In conclusion, to suggest, as many do, “Oh, I only support his policies, not his manners or what he says about blacks and women,” is a facile and convenient delusion. If you know or you ought to know Trump is a racist and a misogynist, then if you continue to support his having power over one of the three branches of government, one which gives him power to use his racist and misogynistic predilections in practice and to implant them in policy, then you are by logical extension complicit in the same, and that, whether by indifference or by intention makes you a racist and a misogynist.  To illustrate by a reductio ad absurdum argument, imagine suggesting: “Well, I really don’t support Hitler’s policies towards the Jews, but I will support the F├╝hrer for his good policies on building the Autobahn and in making Germany great again after the debacle of the last war and our ensuing privations.”  To suggest you like Trump’s tax policies and his tariffs, so you’ll support him despite his obvious racism and misogyny is no different, logically, than it would have been in the early 1930s to support Hitler because you like a few of his policies, too.  Yes, it is a matter of severity, of weight and moment, of tradeoffs in policies–––not that Trump is Hitler, either–––but racism and misogyny are serious issues, issues that outweigh nearly all other policy issues other than existential ones such as survival itself, and it seems implausible that anyone with half a brain could or would think the nearly unhinged Trump is the key to the safety of the species or the nation.  To embrace Trump in power at all is emblematic of intention or indifference about racism and misogyny, and both amount to the same result. So, I don’t buy the excuses of many, such as Governor Romney, who is running for Senate in Utah, and who denounces Trump’s style but still embraces his policies. I’m sorry: you cannot separate out his racism and his treatment of women from the rest to suit yourself.  I, for one, am done with all of their excuses.  It is simply incontrovertibly true that, if you support Trump, a clear-cut racist and misogynist, that you effectively support both racism and misogyny, and you are therefore a racist and misogynist. Most Trump supporters would deny they are either of these things, but not because they are not, but because in many circles it is deemed socially unacceptable. But the fact is, they are, wittingly or unwittingly, and that is a distinction without a difference, and it’s time to call them out for it.  It is also time for liberals to stop giving others a pass and rationalizing their deplorable behavior. Trumpism is racist and misogynistic.
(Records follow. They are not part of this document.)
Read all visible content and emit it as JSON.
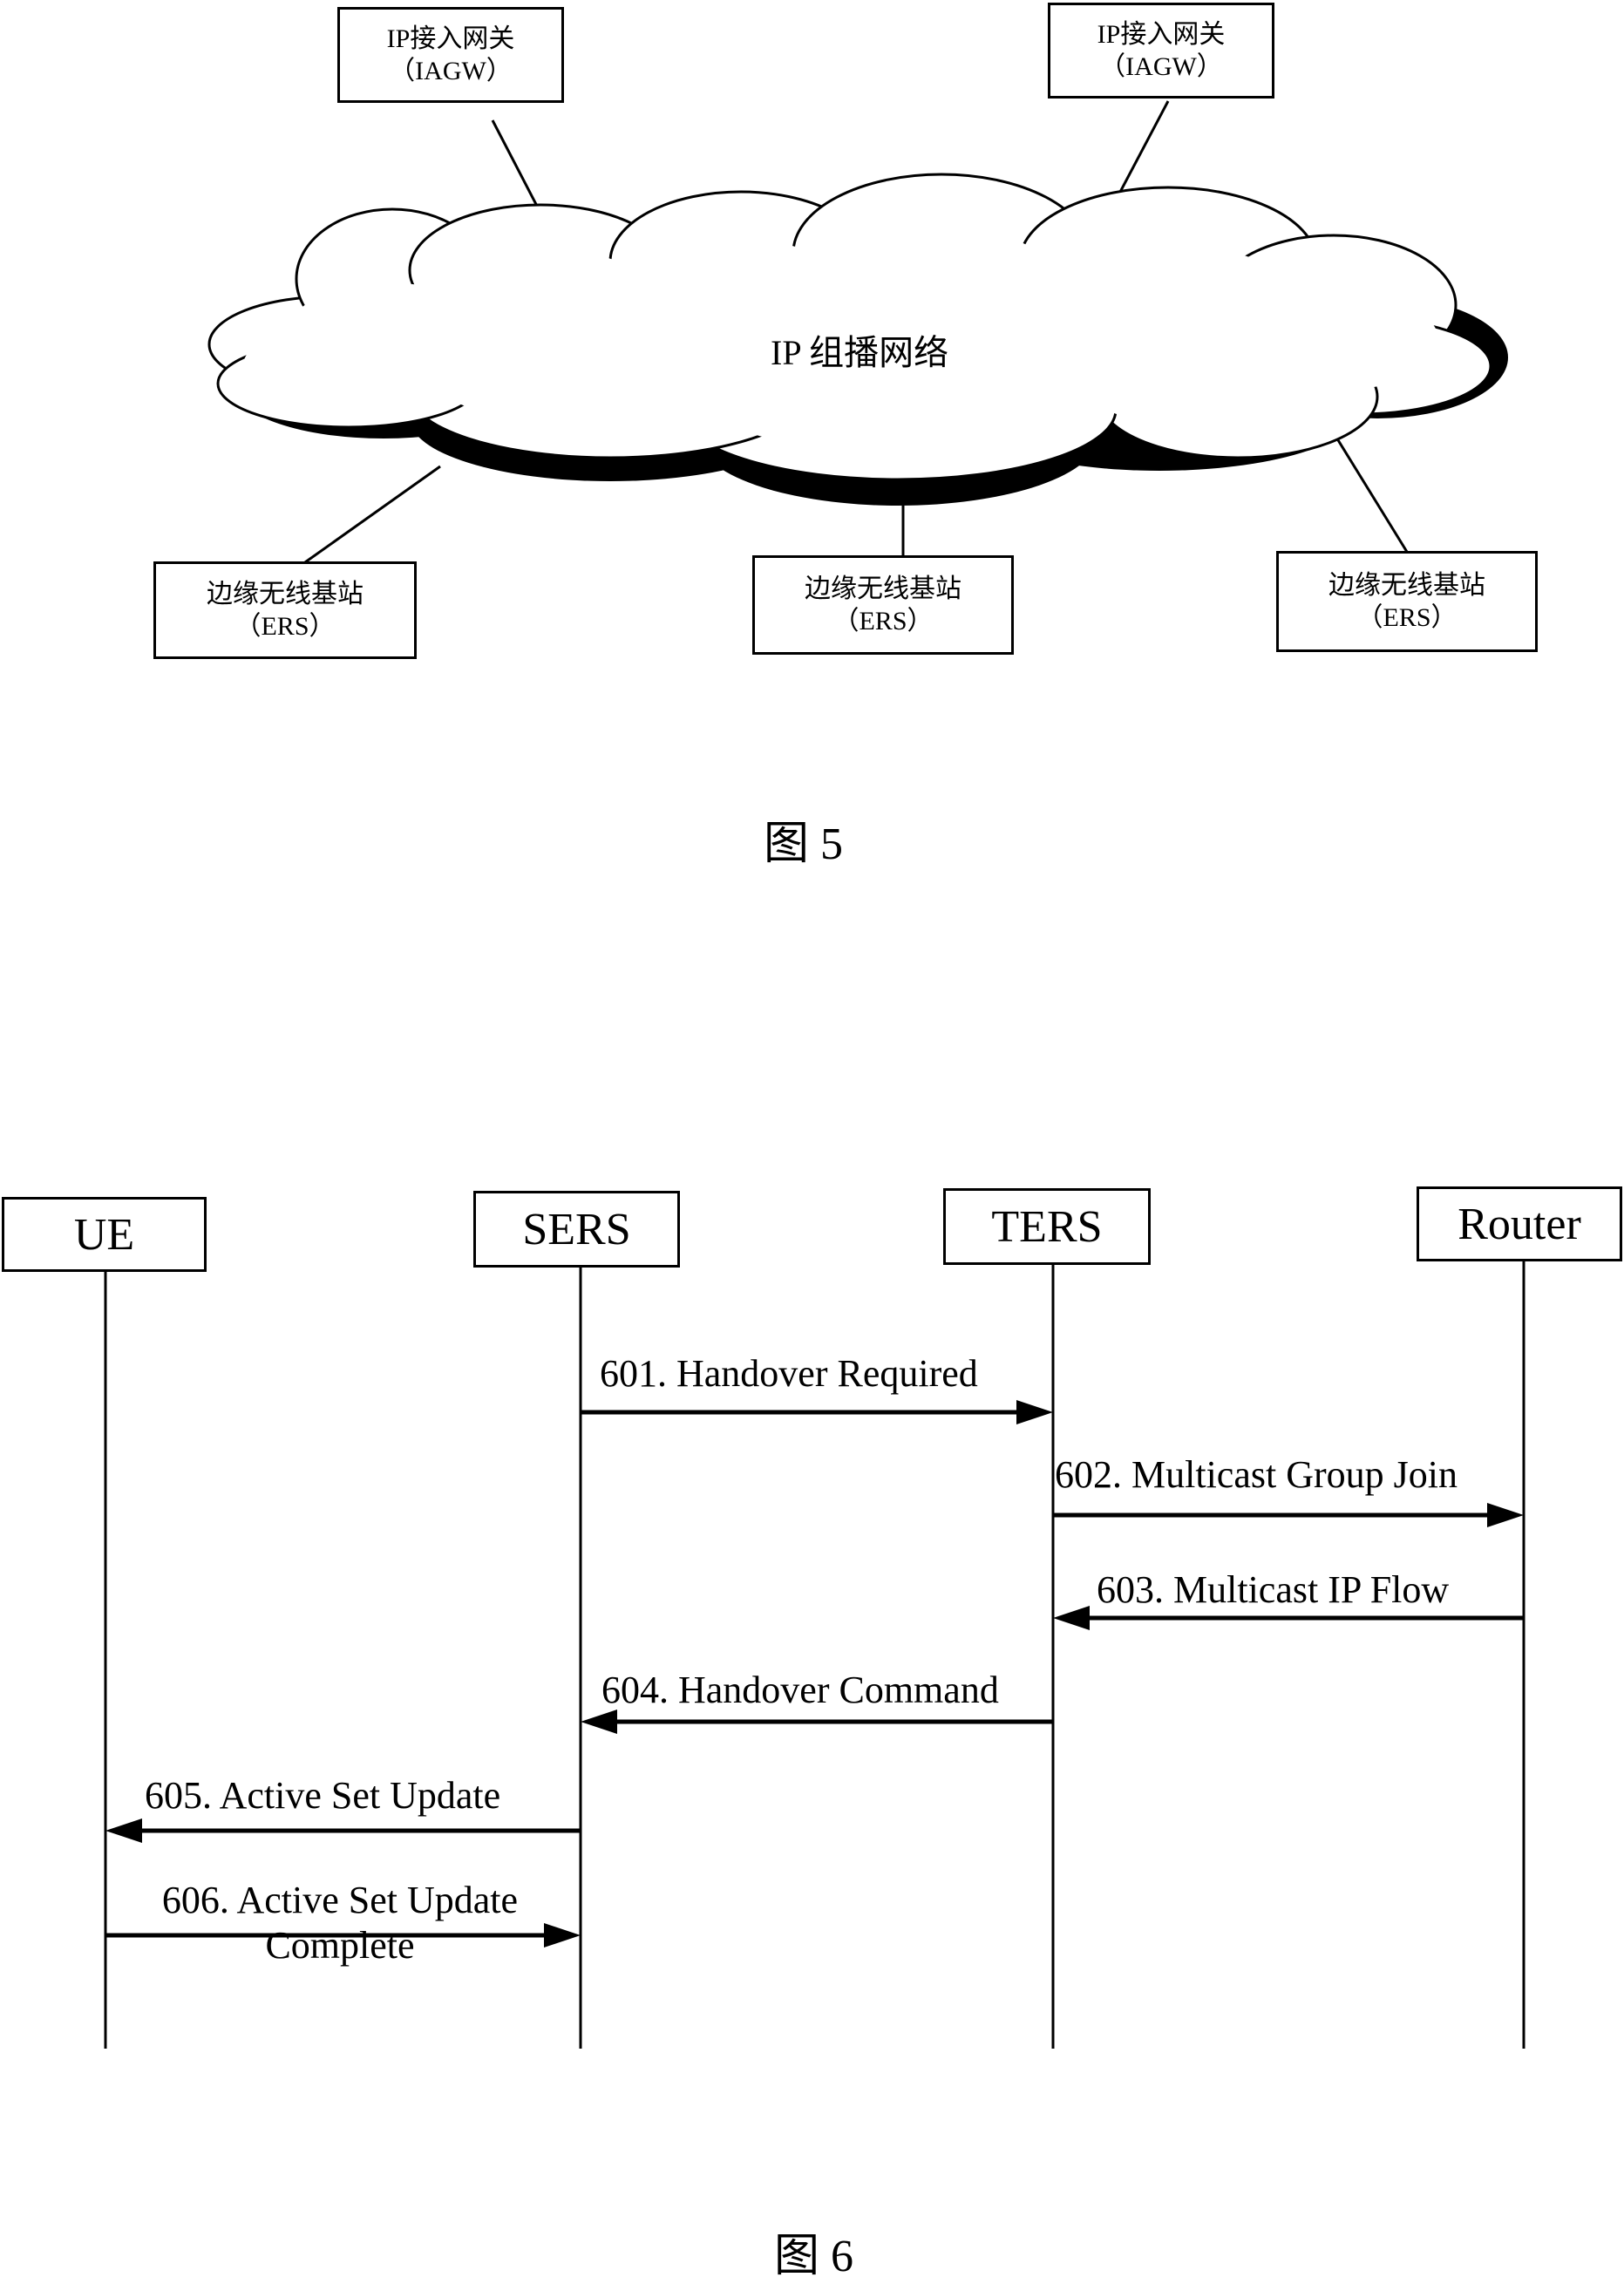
{
  "figure5": {
    "caption": "图 5",
    "cloud_label": "IP 组播网络",
    "gateways": [
      {
        "line1": "IP接入网关",
        "line2": "（IAGW）"
      },
      {
        "line1": "IP接入网关",
        "line2": "（IAGW）"
      }
    ],
    "base_stations": [
      {
        "line1": "边缘无线基站",
        "line2": "（ERS）"
      },
      {
        "line1": "边缘无线基站",
        "line2": "（ERS）"
      },
      {
        "line1": "边缘无线基站",
        "line2": "（ERS）"
      }
    ]
  },
  "figure6": {
    "caption": "图 6",
    "actors": [
      "UE",
      "SERS",
      "TERS",
      "Router"
    ],
    "messages": [
      {
        "id": "601",
        "label": "601. Handover Required",
        "from": "SERS",
        "to": "TERS"
      },
      {
        "id": "602",
        "label": "602. Multicast Group Join",
        "from": "TERS",
        "to": "Router"
      },
      {
        "id": "603",
        "label": "603. Multicast IP Flow",
        "from": "Router",
        "to": "TERS"
      },
      {
        "id": "604",
        "label": "604. Handover Command",
        "from": "TERS",
        "to": "SERS"
      },
      {
        "id": "605",
        "label": "605. Active Set Update",
        "from": "SERS",
        "to": "UE"
      },
      {
        "id": "606",
        "label": "606. Active Set Update",
        "label2": "Complete",
        "from": "UE",
        "to": "SERS"
      }
    ]
  }
}
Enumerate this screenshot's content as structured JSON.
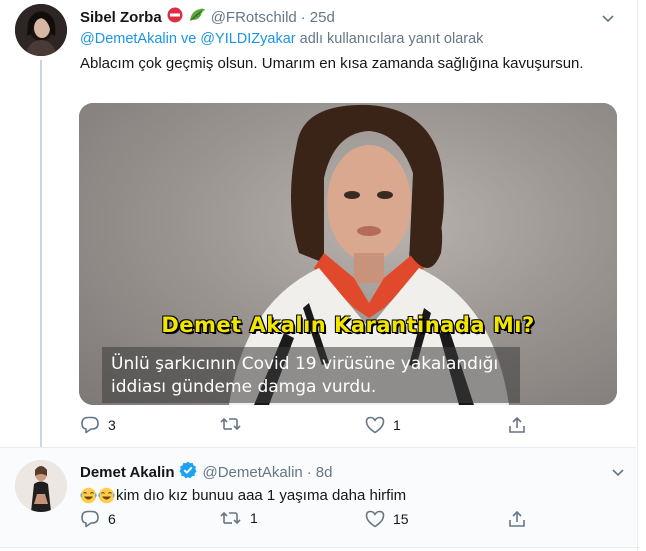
{
  "tweet1": {
    "name": "Sibel Zorba",
    "handle": "@FRotschild",
    "time": "25d",
    "reply_prefix": "",
    "reply_mention1": "@DemetAkalin",
    "reply_and": " ve ",
    "reply_mention2": "@YILDIZyakar",
    "reply_suffix": " adlı kullanıcılara yanıt olarak",
    "text": "Ablacım çok geçmiş olsun. Umarım en kısa zamanda sağlığına kavuşursun.",
    "media": {
      "headline": "Demet Akalın Karantinada Mı?",
      "caption": "Ünlü şarkıcının Covid 19 virüsüne yakalandığı iddiası  gündeme damga vurdu."
    },
    "reply_count": "3",
    "retweet_count": "",
    "like_count": "1",
    "badges": [
      "no-entry-icon",
      "leaf-icon"
    ]
  },
  "tweet2": {
    "name": "Demet Akalin",
    "handle": "@DemetAkalin",
    "time": "8d",
    "text": "kim dıo kız bunuu aaa 1 yaşıma daha hirfim",
    "emojis": [
      "laughing-crying-emoji",
      "laughing-crying-emoji"
    ],
    "reply_count": "6",
    "retweet_count": "1",
    "like_count": "15",
    "verified": true
  },
  "separator": "·",
  "colors": {
    "link": "#1b95e0",
    "muted": "#657786",
    "text": "#14171a",
    "verified": "#1da1f2",
    "headline": "#f2e600"
  }
}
Michael E. Berumen is a retired CEO and a writer and lecturer on various topics living with his wife, Carol, outside of Fort Collins, Colorado. Berumen has given expert testimony to the U.S. Congress and other legislative and regulatory bodies on health insurance and health reform; appeared on television news broadcasts and been interviewed by many major press outlets, including the Wall Street Journal and Los Angeles Times; and he has served as a director on for-profit and non-profit boards. He has addressed many academic, business, and community audiences, internationally, and on a variety of topics, including philosophy, ethics, political theory, economics, mathematics, and science. He is the former editor of a scholarly journal published by the Bertrand Russell Society, the Bulletin. Among other things, in addition to many articles, he is the author of Do No Evil: Ethics with Applications to Economic Theory and Business (2003).